Signing Yamamoto would require a significant shift in ideology for a Giants front office that in five years under Farhan Zaidi has not signed a free agent pitcher to a contract of more than three years in length. San Francisco did ink current ace Logan Webb to a five-year contract, but that bought out all of Webb’s would-be arbitration seasons as well. Signing Yamamoto would be another proposition entirely: commanding as many as seven, eight, nine or perhaps even ten years to the ballyhooed righty at market-rate prices.
The Giants have been far more wary of paying pitchers who are already into their 30s — hence the ill-fated decision to let Kevin Gausman sign with the Blue Jays on what now looks like a bargain five-year contract. Yamamoto’s youth makes him an atypical case that San Francisco decision-makers could consider an exception, though they’ll be far from alone in that line of thinking.
Payroll-wise, the Giants are positioned as well — if not better — than any of Yamamoto’s known top suitors. Webb, Mitch Haniger and Taylor Rogers are the only players guaranteed any money beyond the 2024 season, and the latter two are both off the books after the 2025 campaign. (Haniger technically could be sooner; he can opt out of the final year and $15.5MM on his contract next offseason, though he’d need a bounceback campaign to consider doing so.)
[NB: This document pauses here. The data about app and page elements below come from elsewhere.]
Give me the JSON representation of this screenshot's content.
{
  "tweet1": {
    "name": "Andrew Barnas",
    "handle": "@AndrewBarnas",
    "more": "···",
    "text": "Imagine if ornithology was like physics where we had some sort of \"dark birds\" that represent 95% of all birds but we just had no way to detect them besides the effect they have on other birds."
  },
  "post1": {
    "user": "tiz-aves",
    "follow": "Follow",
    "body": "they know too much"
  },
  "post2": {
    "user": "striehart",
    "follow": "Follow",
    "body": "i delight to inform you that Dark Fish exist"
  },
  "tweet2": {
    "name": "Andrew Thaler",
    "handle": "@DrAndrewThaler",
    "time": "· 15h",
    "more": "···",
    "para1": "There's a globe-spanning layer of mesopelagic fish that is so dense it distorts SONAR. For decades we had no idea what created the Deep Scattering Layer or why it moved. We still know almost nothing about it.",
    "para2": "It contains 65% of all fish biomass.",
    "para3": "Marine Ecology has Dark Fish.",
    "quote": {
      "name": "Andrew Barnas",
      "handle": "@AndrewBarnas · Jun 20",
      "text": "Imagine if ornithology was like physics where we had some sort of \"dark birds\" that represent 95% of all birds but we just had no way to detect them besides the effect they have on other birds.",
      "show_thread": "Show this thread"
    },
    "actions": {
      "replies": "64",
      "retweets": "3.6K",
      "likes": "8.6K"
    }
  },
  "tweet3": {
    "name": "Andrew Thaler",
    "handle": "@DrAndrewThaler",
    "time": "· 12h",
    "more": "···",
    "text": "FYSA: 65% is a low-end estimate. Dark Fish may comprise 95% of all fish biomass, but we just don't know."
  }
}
The Giants are known to be seeking star-caliber players after missing out on previous targets like Bryce Harper, Aaron Judge, Carlos Correa and now Ohtani. Zaidi was recently extended through the 2026 season, giving him some additional job security, but he’s also surely aware that in five seasons under his watch, the Giants have missed the postseason and finished .500 or worse on four occasions. The team’s farm system also hasn’t produced any star players during this stretch, although catcher Patrick Bailey and lefty Kyle Harrison certainly showed promise in 2023’s rookie efforts.
San Francisco’s rotation is also in dire need of both innings and upside. The Giants regularly leaned on openers and bullpen games in the season’s final months. Webb and veteran Alex Cobb are the only set-in-stone rotation members, but Cobb is also coming off hip surgery. The aforementioned Harrison will surely get a look but isn’t yet entrenched on the staff after serving up an average of 2.08 homers per nine frames in his rookie campaign. Swingman Ross Stripling could start or work out of the bullpen. Anthony DeSclafani — Zaidi’s largest free-agent pitching deal, at three years and $36MM — is still under contract for the 2024 season but pitched just 99 2/3 innings in 2023 due to injury. Twenty-five-year-old righty Keaton Winn posted a 6.04 ERA in his first five MLB starts this past season.
Yamamoto would be a sensible target for the Giants, although in a free-agent market that’s fairly deep in arms, San Francisco has alternative options if the team feels the bidding gets out of hand. That’s less true in a thin market for position players, where the Giants also figure to be active. Zaidi has spoken about adding to his outfield in particular, with Cody Bellinger standing as an oft-speculated fit for the Giants.
Whoever ultimately signs Yamamoto will owe his former club a posting/release fee equivalent to the sum of 20% of the contract’s first $25MM, 17.5% of the next $25MM and 15% of any dollars thereafter. A $225MM investment in Yamamoto, for instance, would cost the signing club an additional $35.625MM. Future money paid out via incentives or contractual options is also subject to that 15% rate. Yamamoto has won three straight Sawamura Awards in Japan and just posted a career-best 1.21 ERA in 2023. He’s logged a sub-2.00 ERA in four of his past five seasons while punching out better than 27% of his opponents against a tidy 5.7% walk rate.